I turned to food, changed my diet and I learned to cook. Initially I thought I had to cut out major food groups but I soon realised that I wanted to find not only a healthy but also a sustainable and enjoyable way of eating. So I started to focus my attention to all the wonderful foods that we are lucky enough to eat and I made our diets full-of, not free-from. At first my food was just healthy but now I get loads of compliments that it also tastes amazing! Which is just great! As a result my three girls eat really well too. Of course they have the occasional pizza and ice creams too but they do also eat quinoa, pulses and loads of veggies. It’s lovely that my way of eating has rubbed off on the whole family.

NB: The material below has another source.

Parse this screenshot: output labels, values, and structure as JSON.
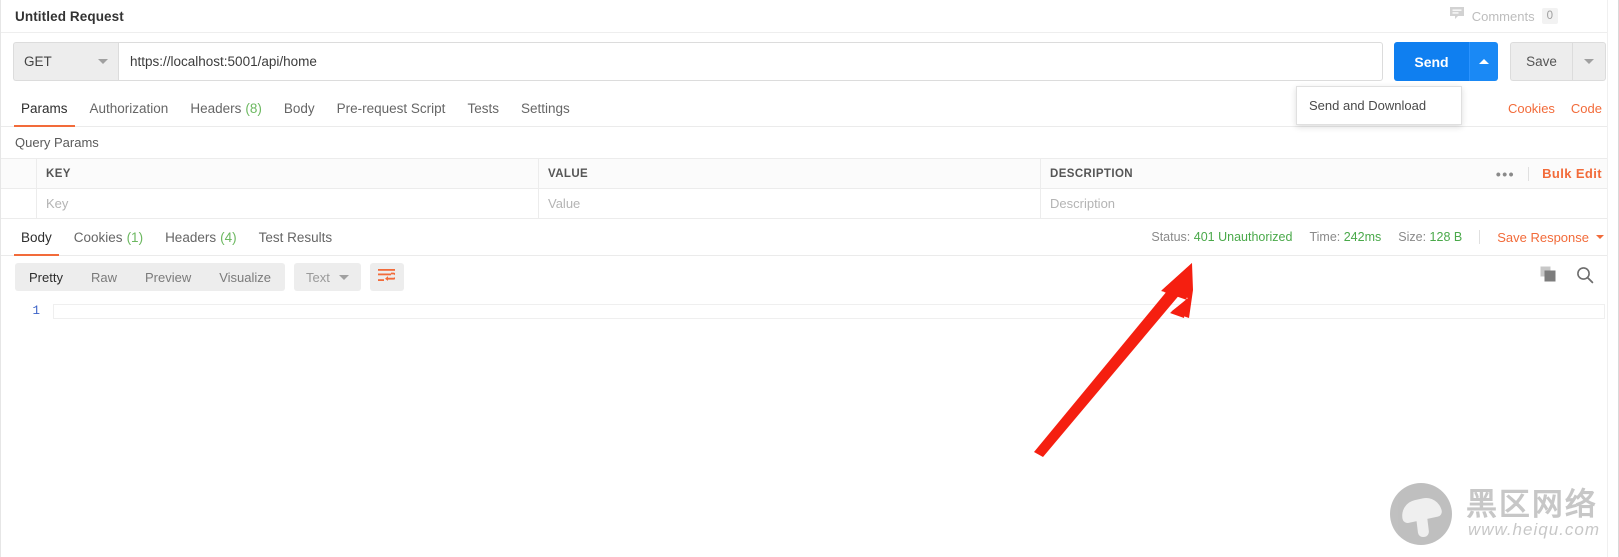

At about the same time my mother in law ushered me to my first yoga class. I can’t tell you how big the relief was when I first stepped on my mat. I could focus on my present moment, without being worried about the future or having past events rushing through my mind. Yoga also helped me to physically rebuild my house, but it was really mentally that I experienced the biggest benefits.
My lifestyle changes felt empowering. I felt that I was on the right track, but it still did take a long time to feel a sense of relief, to worry less and trust more.
Something else happened that I still can’t quite explain. I stared to experience this urge, this drive, to be honest about my experiences, to talk about the down’s as much as the up’s, to share what’s happened. I think it’s so important to say when life is rubbish and not just pretend that we’ve got everything under control. It’s OK not to feel OK.
I started a little blog where I share family friendly and healthy recipes and tips for a healthy lifestyle. I host supper clubs, and have since cooked with hundreds of women. I also teach yoga, run wonderful retreats and get to write articles for some press. Most recently I even put everything I have learned along the way and put it into an online plan, for other families to learn how to make simple and healthy changes too.
Throughout, my husband has been incredibly encouraging and we both have this strong sensation that we need to get on and do things. That life is wonderfully precious and it is there to be experienced fully. He even became an inventor! When my hair was growing back after chemotherapy, it inspired him to invent and manufacture a new hairbrush. The Manta, which he has launched at the beginning of the year.
We both know, that we can’t wait for anything. That certain things need to be said daily. Such as ‘I love you’ and ‘I’m sorry’.
This is the biggest gift I can pass onto my children. To be kind to themselves and kind to others. To appreciate the rain, to be grateful for the apple. To get on and do things, however big or small they may seem. To see each day as a gift.
I always thought I wanted my old, pre-cancer life back. But no thanks! My life, just like my diet, couldn’t be fuller if I tried.”